13. In a method of producing a neutral legurne inoculant of substantially dry appearance, the step of adding an aqueous suspension of bacteria of at least one species of the genus Rhizobium to a finely divided carrier for the bacteria consisting essentially of (a) a mixture of, by weight, about 18.9 parts of about 200-mesh acidic peat heat-treated to partially carbonized condition, about 35.3 parts of about -mesh acidic, heat-treated substantially uncharred peat and about 11.9 parts of about 200- mesh air-blown, alkaline wood charcoal, said mixture being characterized in that on absorption of moisture thereby to the extent that the mixture remains substantially dry in appearance, the acids of the peat are substantially neutralized by the alkali of the charcoal, and (b) about 0.05 part of limestone.

14. In a method of producing a neutral legume inoculant, the step of adding an aqueous suspension of bacteria of at least one species of the genus Rhizobium to a substantially dry, finely divided mixture of an acidic peat and air-blown alkaline wood charcoal whereby the acidic peat is neutralized by the alkali of the charcoal in the presence of the water introduced with the bacteria, the amount of water so introduced being such that the resulting inoculant has a substantially dry appearance.

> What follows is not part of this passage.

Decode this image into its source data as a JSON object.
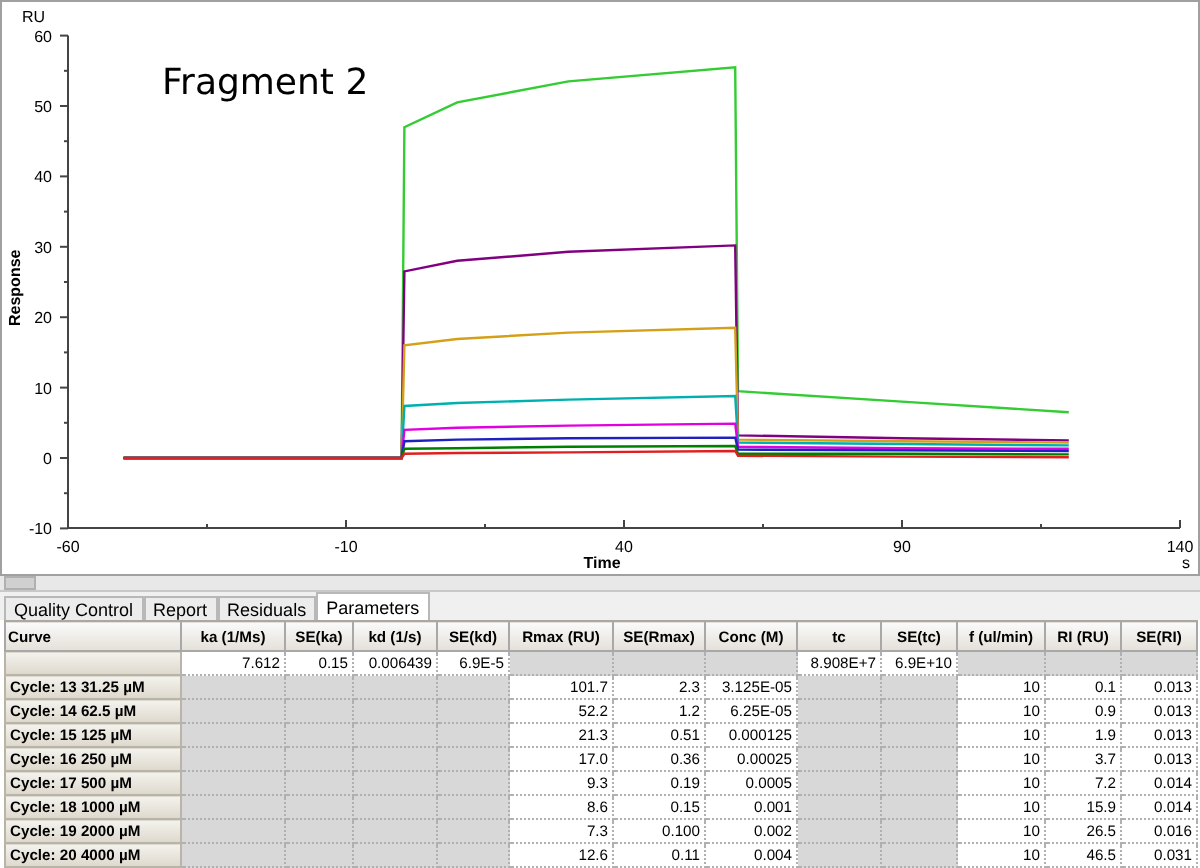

15. In a method of producing a neutral legume inoculant, the steps of adding an aqueous suspension of bacteria of at least one species of the genus Rhizobium to a mixture of measured quantities of finely divided acidic peat and finely divided air-blown alkaline Wood charcoal, and thoroughly agitating the mass, the acidic peat being neutralized by the alkaline charcoal in the presence of the water introduced with the bacteria and the amount of water so introduced being such that the resulting inoculant has a substantially dry appearance.

References Cited in the file of this patent UNITED STATES PATENTS 1,320,701 Manns Nov. 4, 1919 2,031,308 Grullemaus Feb. 18, 1936 2,200,532 Bond May 14, 1940 FOREIGN PATENTS 123 Great Britain 1853

Patent Citations
Cited PatentFiling datePublication dateApplicantTitle
US1320701 *Oct 13, 1915Nov 4, 1919 Process of reinforcing
US2031308 *Dec 30, 1933Feb 18, 1936Wayside Gardens CompanyBed material for flower bulbs
US2200532 *Aug 24, 1938May 14, 1940Kalo Inoculant CompanyBacterial inoculant for leguminous plants
GB185300123A * Title not available
Referenced by
Citing PatentFiling datePublication dateApplicantTitle
US3186826 *Oct 9, 1963Jun 1, 1965Rendon Margarita Del Muro DeSoil improver and process for preparing same
US4149869 *Aug 30, 1977Apr 17, 1979Coated Seed LimitedSeed coating techniques
US4875921 *Jun 26, 1987Oct 24, 1989Agracetus CorporationBacterial agricultural inoculants
US5288296 *Dec 27, 1989Feb 22, 1994W. R. Grace & Co.Production of microbial field crop inoculants
US20100209988 *Nov 8, 2006Aug 19, 2010The University of Surrey The Forrestry CommissionBioremediation Materials
DE1056082B *Jan 25, 1957Apr 30, 1959Dr Jaroslav VintikaVerfahren zur Herstellung von zur Bakterienanreicherung von landwirtschaftlichen Kulturboeden und als Eiweissfuttermittel geeigneten Bakterienpraeparaten
Classifications
U.S. Classification71/7, 71/24
Cooperative ClassificationC05F11/08